Task input: Begin
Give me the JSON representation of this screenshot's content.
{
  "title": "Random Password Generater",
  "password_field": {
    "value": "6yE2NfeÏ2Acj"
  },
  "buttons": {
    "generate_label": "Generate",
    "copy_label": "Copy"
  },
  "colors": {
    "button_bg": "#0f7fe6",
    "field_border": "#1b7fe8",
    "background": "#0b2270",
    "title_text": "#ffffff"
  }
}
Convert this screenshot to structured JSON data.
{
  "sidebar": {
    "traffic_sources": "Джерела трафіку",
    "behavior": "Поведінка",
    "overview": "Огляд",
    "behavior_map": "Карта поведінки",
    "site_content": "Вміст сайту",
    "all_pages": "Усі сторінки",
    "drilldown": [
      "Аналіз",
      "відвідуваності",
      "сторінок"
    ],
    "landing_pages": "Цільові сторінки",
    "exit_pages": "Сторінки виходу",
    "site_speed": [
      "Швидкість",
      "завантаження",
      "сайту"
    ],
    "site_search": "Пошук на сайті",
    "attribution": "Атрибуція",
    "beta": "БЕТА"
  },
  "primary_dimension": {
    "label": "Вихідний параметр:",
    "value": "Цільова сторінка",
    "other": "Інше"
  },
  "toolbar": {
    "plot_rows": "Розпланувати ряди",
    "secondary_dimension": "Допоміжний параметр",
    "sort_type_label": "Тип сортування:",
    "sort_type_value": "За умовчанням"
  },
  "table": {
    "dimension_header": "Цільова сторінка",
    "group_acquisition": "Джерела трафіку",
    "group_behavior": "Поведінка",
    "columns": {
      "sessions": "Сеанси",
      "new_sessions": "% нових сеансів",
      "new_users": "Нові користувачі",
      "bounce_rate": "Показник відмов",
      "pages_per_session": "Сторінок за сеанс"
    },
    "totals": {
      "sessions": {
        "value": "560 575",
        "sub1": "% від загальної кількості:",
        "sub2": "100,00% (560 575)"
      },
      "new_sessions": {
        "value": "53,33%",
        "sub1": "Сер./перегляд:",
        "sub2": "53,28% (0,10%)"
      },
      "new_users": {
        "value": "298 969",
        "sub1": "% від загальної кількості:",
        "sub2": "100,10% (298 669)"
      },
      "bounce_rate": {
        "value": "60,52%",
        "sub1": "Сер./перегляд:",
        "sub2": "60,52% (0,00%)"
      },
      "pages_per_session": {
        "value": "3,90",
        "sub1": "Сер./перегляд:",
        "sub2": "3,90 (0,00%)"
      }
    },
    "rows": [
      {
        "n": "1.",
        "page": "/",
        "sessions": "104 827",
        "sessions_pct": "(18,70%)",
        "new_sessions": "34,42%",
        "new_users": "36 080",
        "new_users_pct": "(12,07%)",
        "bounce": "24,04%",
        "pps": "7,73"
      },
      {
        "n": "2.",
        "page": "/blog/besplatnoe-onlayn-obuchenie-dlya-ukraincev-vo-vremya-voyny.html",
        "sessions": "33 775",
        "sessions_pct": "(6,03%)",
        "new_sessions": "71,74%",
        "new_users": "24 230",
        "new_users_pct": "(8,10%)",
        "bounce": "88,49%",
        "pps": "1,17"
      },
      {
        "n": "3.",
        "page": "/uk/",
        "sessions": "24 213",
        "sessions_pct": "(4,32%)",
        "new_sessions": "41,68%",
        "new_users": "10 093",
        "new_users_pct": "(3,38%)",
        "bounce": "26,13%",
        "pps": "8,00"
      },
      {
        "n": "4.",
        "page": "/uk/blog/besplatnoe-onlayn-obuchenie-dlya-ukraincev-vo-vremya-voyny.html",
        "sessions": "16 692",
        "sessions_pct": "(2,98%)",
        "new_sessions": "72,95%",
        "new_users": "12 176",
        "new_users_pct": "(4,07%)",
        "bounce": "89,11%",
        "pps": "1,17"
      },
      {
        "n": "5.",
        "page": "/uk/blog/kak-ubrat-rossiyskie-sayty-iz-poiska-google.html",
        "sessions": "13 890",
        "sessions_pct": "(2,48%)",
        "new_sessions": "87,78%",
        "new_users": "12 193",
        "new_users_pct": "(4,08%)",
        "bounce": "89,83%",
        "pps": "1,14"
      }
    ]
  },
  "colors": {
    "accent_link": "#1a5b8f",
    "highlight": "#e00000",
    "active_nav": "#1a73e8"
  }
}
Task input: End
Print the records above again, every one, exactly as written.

Give me the JSON representation of this screenshot's content.
{
  "title": "Random Password Generater",
  "password_field": {
    "value": "6yE2NfeÏ2Acj"
  },
  "buttons": {
    "generate_label": "Generate",
    "copy_label": "Copy"
  },
  "colors": {
    "button_bg": "#0f7fe6",
    "field_border": "#1b7fe8",
    "background": "#0b2270",
    "title_text": "#ffffff"
  }
}
Convert this screenshot to structured JSON data.
{
  "sidebar": {
    "traffic_sources": "Джерела трафіку",
    "behavior": "Поведінка",
    "overview": "Огляд",
    "behavior_map": "Карта поведінки",
    "site_content": "Вміст сайту",
    "all_pages": "Усі сторінки",
    "drilldown": [
      "Аналіз",
      "відвідуваності",
      "сторінок"
    ],
    "landing_pages": "Цільові сторінки",
    "exit_pages": "Сторінки виходу",
    "site_speed": [
      "Швидкість",
      "завантаження",
      "сайту"
    ],
    "site_search": "Пошук на сайті",
    "attribution": "Атрибуція",
    "beta": "БЕТА"
  },
  "primary_dimension": {
    "label": "Вихідний параметр:",
    "value": "Цільова сторінка",
    "other": "Інше"
  },
  "toolbar": {
    "plot_rows": "Розпланувати ряди",
    "secondary_dimension": "Допоміжний параметр",
    "sort_type_label": "Тип сортування:",
    "sort_type_value": "За умовчанням"
  },
  "table": {
    "dimension_header": "Цільова сторінка",
    "group_acquisition": "Джерела трафіку",
    "group_behavior": "Поведінка",
    "columns": {
      "sessions": "Сеанси",
      "new_sessions": "% нових сеансів",
      "new_users": "Нові користувачі",
      "bounce_rate": "Показник відмов",
      "pages_per_session": "Сторінок за сеанс"
    },
    "totals": {
      "sessions": {
        "value": "560 575",
        "sub1": "% від загальної кількості:",
        "sub2": "100,00% (560 575)"
      },
      "new_sessions": {
        "value": "53,33%",
        "sub1": "Сер./перегляд:",
        "sub2": "53,28% (0,10%)"
      },
      "new_users": {
        "value": "298 969",
        "sub1": "% від загальної кількості:",
        "sub2": "100,10% (298 669)"
      },
      "bounce_rate": {
        "value": "60,52%",
        "sub1": "Сер./перегляд:",
        "sub2": "60,52% (0,00%)"
      },
      "pages_per_session": {
        "value": "3,90",
        "sub1": "Сер./перегляд:",
        "sub2": "3,90 (0,00%)"
      }
    },
    "rows": [
      {
        "n": "1.",
        "page": "/",
        "sessions": "104 827",
        "sessions_pct": "(18,70%)",
        "new_sessions": "34,42%",
        "new_users": "36 080",
        "new_users_pct": "(12,07%)",
        "bounce": "24,04%",
        "pps": "7,73"
      },
      {
        "n": "2.",
        "page": "/blog/besplatnoe-onlayn-obuchenie-dlya-ukraincev-vo-vremya-voyny.html",
        "sessions": "33 775",
        "sessions_pct": "(6,03%)",
        "new_sessions": "71,74%",
        "new_users": "24 230",
        "new_users_pct": "(8,10%)",
        "bounce": "88,49%",
        "pps": "1,17"
      },
      {
        "n": "3.",
        "page": "/uk/",
        "sessions": "24 213",
        "sessions_pct": "(4,32%)",
        "new_sessions": "41,68%",
        "new_users": "10 093",
        "new_users_pct": "(3,38%)",
        "bounce": "26,13%",
        "pps": "8,00"
      },
      {
        "n": "4.",
        "page": "/uk/blog/besplatnoe-onlayn-obuchenie-dlya-ukraincev-vo-vremya-voyny.html",
        "sessions": "16 692",
        "sessions_pct": "(2,98%)",
        "new_sessions": "72,95%",
        "new_users": "12 176",
        "new_users_pct": "(4,07%)",
        "bounce": "89,11%",
        "pps": "1,17"
      },
      {
        "n": "5.",
        "page": "/uk/blog/kak-ubrat-rossiyskie-sayty-iz-poiska-google.html",
        "sessions": "13 890",
        "sessions_pct": "(2,48%)",
        "new_sessions": "87,78%",
        "new_users": "12 193",
        "new_users_pct": "(4,08%)",
        "bounce": "89,83%",
        "pps": "1,14"
      }
    ]
  },
  "colors": {
    "accent_link": "#1a5b8f",
    "highlight": "#e00000",
    "active_nav": "#1a73e8"
  }
}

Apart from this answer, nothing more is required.